**What the task requires:** State the number of lines in the following data that include the word "screenshot", with no other text.

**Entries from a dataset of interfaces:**
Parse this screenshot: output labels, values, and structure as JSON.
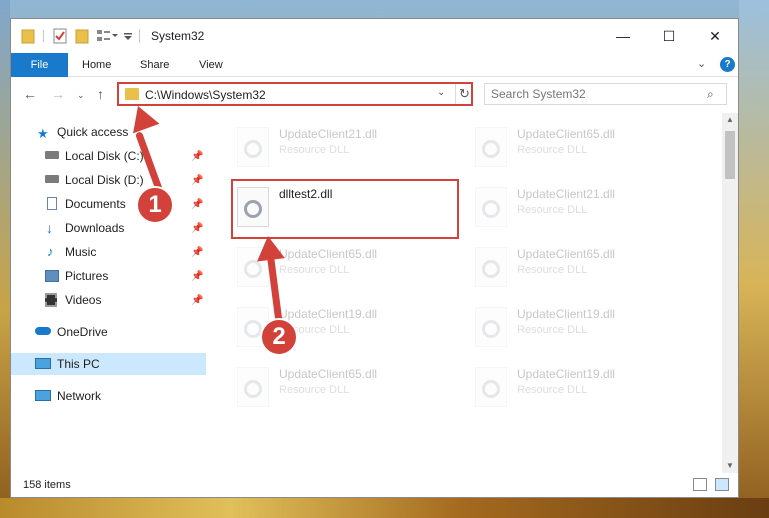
{
  "window": {
    "title": "System32",
    "controls": {
      "minimize": "—",
      "maximize": "☐",
      "close": "✕"
    }
  },
  "ribbon": {
    "tabs": [
      "File",
      "Home",
      "Share",
      "View"
    ],
    "help": "?"
  },
  "address": {
    "path": "C:\\Windows\\System32",
    "search_placeholder": "Search System32"
  },
  "navpane": {
    "quick_access": "Quick access",
    "items": [
      {
        "label": "Local Disk (C:)",
        "icon": "drive-icon",
        "pinned": true
      },
      {
        "label": "Local Disk (D:)",
        "icon": "drive-icon",
        "pinned": true
      },
      {
        "label": "Documents",
        "icon": "documents-icon",
        "pinned": true
      },
      {
        "label": "Downloads",
        "icon": "download-icon",
        "pinned": true
      },
      {
        "label": "Music",
        "icon": "music-icon",
        "pinned": true
      },
      {
        "label": "Pictures",
        "icon": "pictures-icon",
        "pinned": true
      },
      {
        "label": "Videos",
        "icon": "videos-icon",
        "pinned": true
      }
    ],
    "onedrive": "OneDrive",
    "this_pc": "This PC",
    "network": "Network"
  },
  "files": [
    {
      "name": "UpdateClient21.dll",
      "type": "Resource DLL"
    },
    {
      "name": "UpdateClient65.dll",
      "type": "Resource DLL"
    },
    {
      "name": "dlltest2.dll",
      "type": ""
    },
    {
      "name": "UpdateClient21.dll",
      "type": "Resource DLL"
    },
    {
      "name": "UpdateClient65.dll",
      "type": "Resource DLL"
    },
    {
      "name": "UpdateClient65.dll",
      "type": "Resource DLL"
    },
    {
      "name": "UpdateClient19.dll",
      "type": "Resource DLL"
    },
    {
      "name": "UpdateClient19.dll",
      "type": "Resource DLL"
    },
    {
      "name": "UpdateClient65.dll",
      "type": "Resource DLL"
    },
    {
      "name": "UpdateClient19.dll",
      "type": "Resource DLL"
    }
  ],
  "status": {
    "items_count": "158 items"
  },
  "annotations": {
    "marker1": "1",
    "marker2": "2",
    "color": "#d2413a"
  },
  "colors": {
    "accent": "#1979ca",
    "highlight": "#d2413a",
    "selected": "#cce8ff"
  }
}
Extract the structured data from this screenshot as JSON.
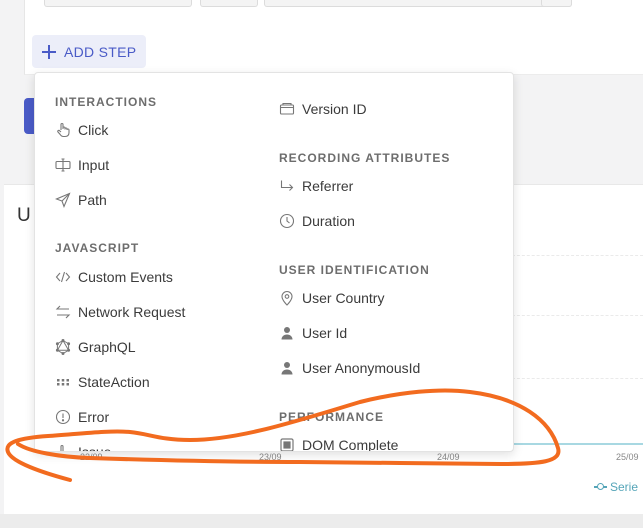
{
  "toolbar": {
    "add_step_label": "ADD STEP"
  },
  "dropdown": {
    "left": [
      {
        "title": "INTERACTIONS",
        "items": [
          {
            "label": "Click",
            "icon": "pointer-icon"
          },
          {
            "label": "Input",
            "icon": "input-cursor-icon"
          },
          {
            "label": "Path",
            "icon": "send-icon"
          }
        ]
      },
      {
        "title": "JAVASCRIPT",
        "items": [
          {
            "label": "Custom Events",
            "icon": "code-icon"
          },
          {
            "label": "Network Request",
            "icon": "arrows-exchange-icon"
          },
          {
            "label": "GraphQL",
            "icon": "graphql-icon"
          },
          {
            "label": "StateAction",
            "icon": "grid-dots-icon"
          },
          {
            "label": "Error",
            "icon": "error-circle-icon"
          },
          {
            "label": "Issue",
            "icon": "pointer-icon"
          }
        ]
      }
    ],
    "right": [
      {
        "title": "",
        "items": [
          {
            "label": "Version ID",
            "icon": "folder-icon"
          }
        ]
      },
      {
        "title": "RECORDING ATTRIBUTES",
        "items": [
          {
            "label": "Referrer",
            "icon": "arrow-turn-icon"
          },
          {
            "label": "Duration",
            "icon": "clock-icon"
          }
        ]
      },
      {
        "title": "USER IDENTIFICATION",
        "items": [
          {
            "label": "User Country",
            "icon": "map-pin-icon"
          },
          {
            "label": "User Id",
            "icon": "user-icon"
          },
          {
            "label": "User AnonymousId",
            "icon": "user-icon"
          }
        ]
      },
      {
        "title": "PERFORMANCE",
        "items": [
          {
            "label": "DOM Complete",
            "icon": "square-icon"
          }
        ]
      }
    ]
  },
  "chart": {
    "heading_initial": "U",
    "x_ticks": [
      "22/09",
      "23/09",
      "24/09",
      "25/09"
    ],
    "legend_label": "Serie"
  },
  "colors": {
    "accent": "#4a5bc7",
    "annotation": "#f26b1f",
    "series": "#55a5b8"
  }
}
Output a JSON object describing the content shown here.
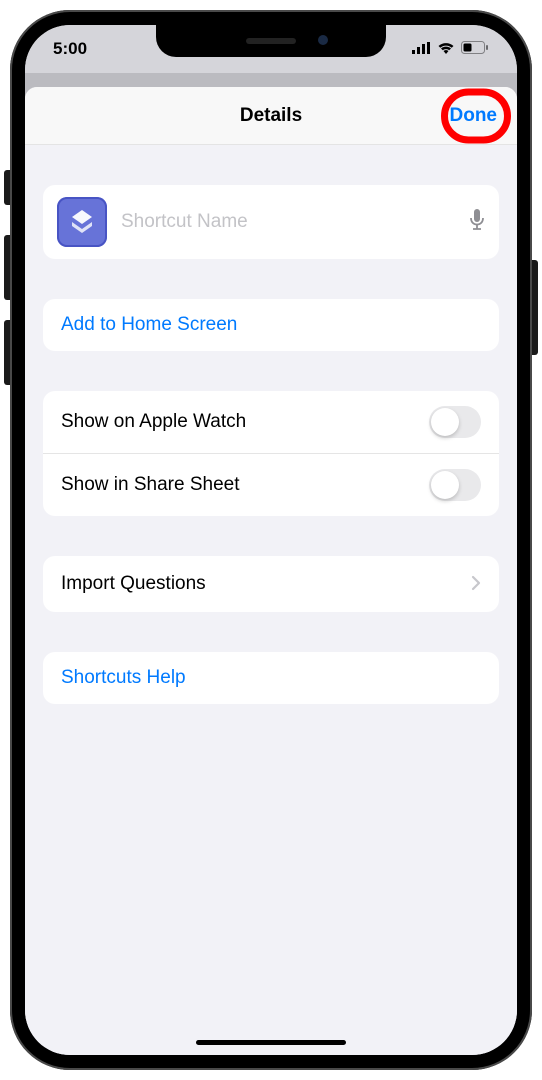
{
  "status": {
    "time": "5:00"
  },
  "nav": {
    "title": "Details",
    "done": "Done"
  },
  "name_field": {
    "placeholder": "Shortcut Name",
    "value": ""
  },
  "actions": {
    "add_home": "Add to Home Screen"
  },
  "toggles": {
    "apple_watch": "Show on Apple Watch",
    "share_sheet": "Show in Share Sheet"
  },
  "links": {
    "import": "Import Questions",
    "help": "Shortcuts Help"
  }
}
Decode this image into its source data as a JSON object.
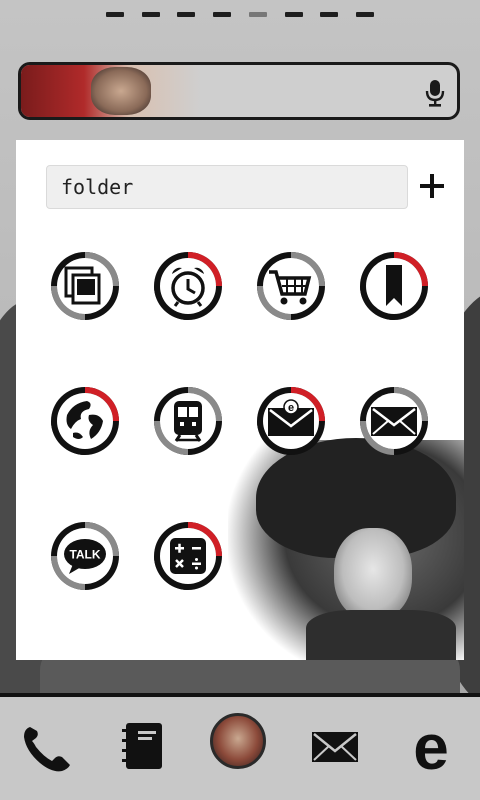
{
  "folder": {
    "name": "folder",
    "add_icon": "plus-icon",
    "apps": [
      {
        "icon": "gallery-icon",
        "ring": "gray"
      },
      {
        "icon": "alarm-clock-icon",
        "ring": "red"
      },
      {
        "icon": "shopping-cart-icon",
        "ring": "gray"
      },
      {
        "icon": "bookmark-icon",
        "ring": "red"
      },
      {
        "icon": "globe-icon",
        "ring": "red"
      },
      {
        "icon": "train-icon",
        "ring": "gray"
      },
      {
        "icon": "email-icon",
        "ring": "red"
      },
      {
        "icon": "mail-icon",
        "ring": "gray"
      },
      {
        "icon": "talk-icon",
        "ring": "gray",
        "label": "TALK"
      },
      {
        "icon": "calculator-icon",
        "ring": "red"
      }
    ]
  },
  "search": {
    "mic_icon": "microphone-icon"
  },
  "page_indicator": {
    "count": 8,
    "active_index": 4
  },
  "dock": {
    "items": [
      {
        "icon": "phone-icon"
      },
      {
        "icon": "contacts-icon"
      },
      {
        "icon": "avatar"
      },
      {
        "icon": "mail-icon"
      },
      {
        "icon": "browser-e-icon",
        "label": "e"
      }
    ]
  },
  "colors": {
    "accent": "#d01f26",
    "ring_gray": "#8a8a8a",
    "dark": "#111111"
  }
}
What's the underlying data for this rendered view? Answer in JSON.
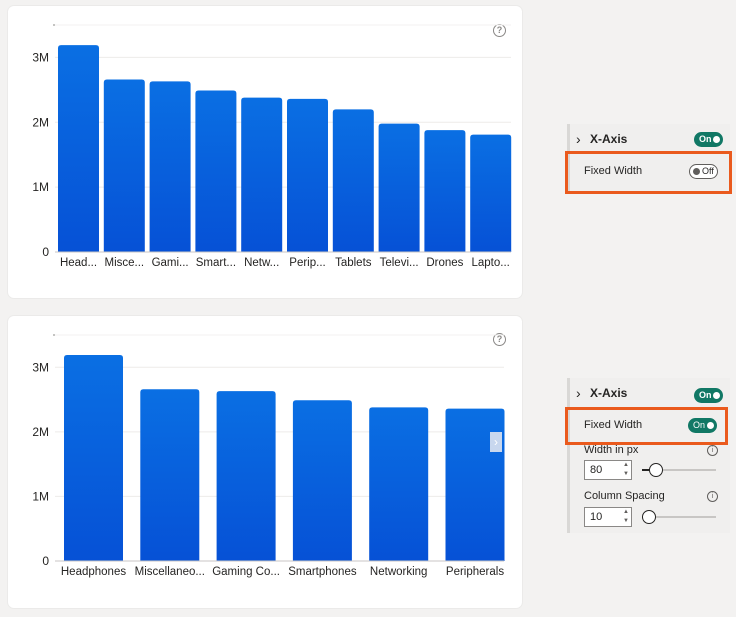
{
  "colors": {
    "bar_top": "#0a6fe3",
    "bar_bottom": "#0651d6",
    "toggle_on": "#117865",
    "highlight": "#ea5a1d"
  },
  "chart_top": {
    "help_icon": "?",
    "chart_data": {
      "type": "bar",
      "title": "",
      "categories": [
        "Head...",
        "Misce...",
        "Gami...",
        "Smart...",
        "Netw...",
        "Perip...",
        "Tablets",
        "Televi...",
        "Drones",
        "Lapto..."
      ],
      "values": [
        3190000,
        2660000,
        2630000,
        2490000,
        2380000,
        2360000,
        2200000,
        1980000,
        1880000,
        1810000
      ],
      "ylim": [
        0,
        3500000
      ],
      "yticks": [
        0,
        1000000,
        2000000,
        3000000
      ],
      "ytick_labels": [
        "0",
        "1M",
        "2M",
        "3M"
      ],
      "grid": true
    }
  },
  "chart_bottom": {
    "help_icon": "?",
    "scroll_arrow": "›",
    "chart_data": {
      "type": "bar",
      "title": "",
      "categories": [
        "Headphones",
        "Miscellaneo...",
        "Gaming Co...",
        "Smartphones",
        "Networking",
        "Peripherals"
      ],
      "values": [
        3190000,
        2660000,
        2630000,
        2490000,
        2380000,
        2360000
      ],
      "ylim": [
        0,
        3500000
      ],
      "yticks": [
        0,
        1000000,
        2000000,
        3000000
      ],
      "ytick_labels": [
        "0",
        "1M",
        "2M",
        "3M"
      ],
      "grid": true
    }
  },
  "panel_top": {
    "section_title": "X-Axis",
    "section_toggle": "On",
    "fixed_width_label": "Fixed Width",
    "fixed_width_toggle": "Off"
  },
  "panel_bottom": {
    "section_title": "X-Axis",
    "section_toggle": "On",
    "fixed_width_label": "Fixed Width",
    "fixed_width_toggle": "On",
    "width_label": "Width in px",
    "width_value": "80",
    "width_slider_level": 0.11,
    "spacing_label": "Column Spacing",
    "spacing_value": "10",
    "spacing_slider_level": 0.0
  }
}
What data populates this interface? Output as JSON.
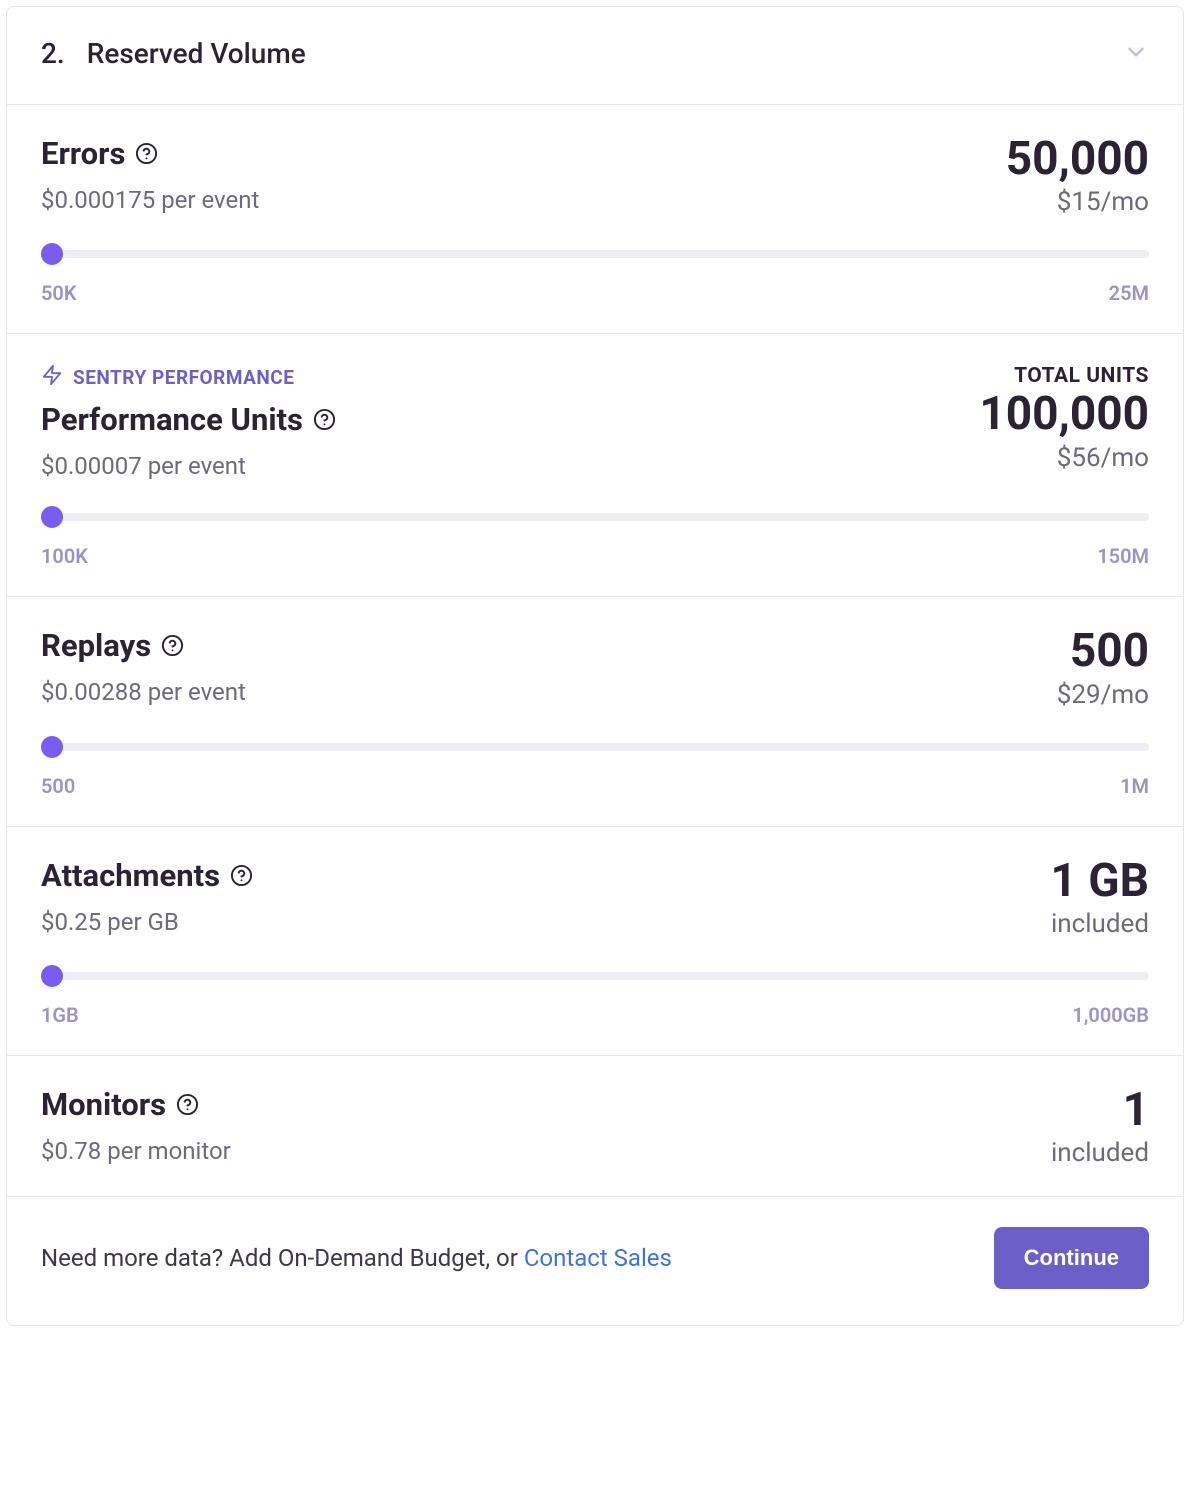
{
  "header": {
    "step_number": "2.",
    "title": "Reserved Volume"
  },
  "panels": [
    {
      "overline": null,
      "overline_right": null,
      "title": "Errors",
      "pricing": "$0.000175 per event",
      "value": "50,000",
      "permonth": "$15/mo",
      "min": "50K",
      "max": "25M"
    },
    {
      "overline": "SENTRY PERFORMANCE",
      "overline_right": "TOTAL UNITS",
      "title": "Performance Units",
      "pricing": "$0.00007 per event",
      "value": "100,000",
      "permonth": "$56/mo",
      "min": "100K",
      "max": "150M"
    },
    {
      "overline": null,
      "overline_right": null,
      "title": "Replays",
      "pricing": "$0.00288 per event",
      "value": "500",
      "permonth": "$29/mo",
      "min": "500",
      "max": "1M"
    },
    {
      "overline": null,
      "overline_right": null,
      "title": "Attachments",
      "pricing": "$0.25 per GB",
      "value": "1 GB",
      "permonth": "included",
      "min": "1GB",
      "max": "1,000GB"
    },
    {
      "overline": null,
      "overline_right": null,
      "title": "Monitors",
      "pricing": "$0.78 per monitor",
      "value": "1",
      "permonth": "included",
      "min": null,
      "max": null
    }
  ],
  "footer": {
    "text_prefix": "Need more data? Add On-Demand Budget, or ",
    "link_text": "Contact Sales",
    "button": "Continue"
  }
}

**Answer box:** 2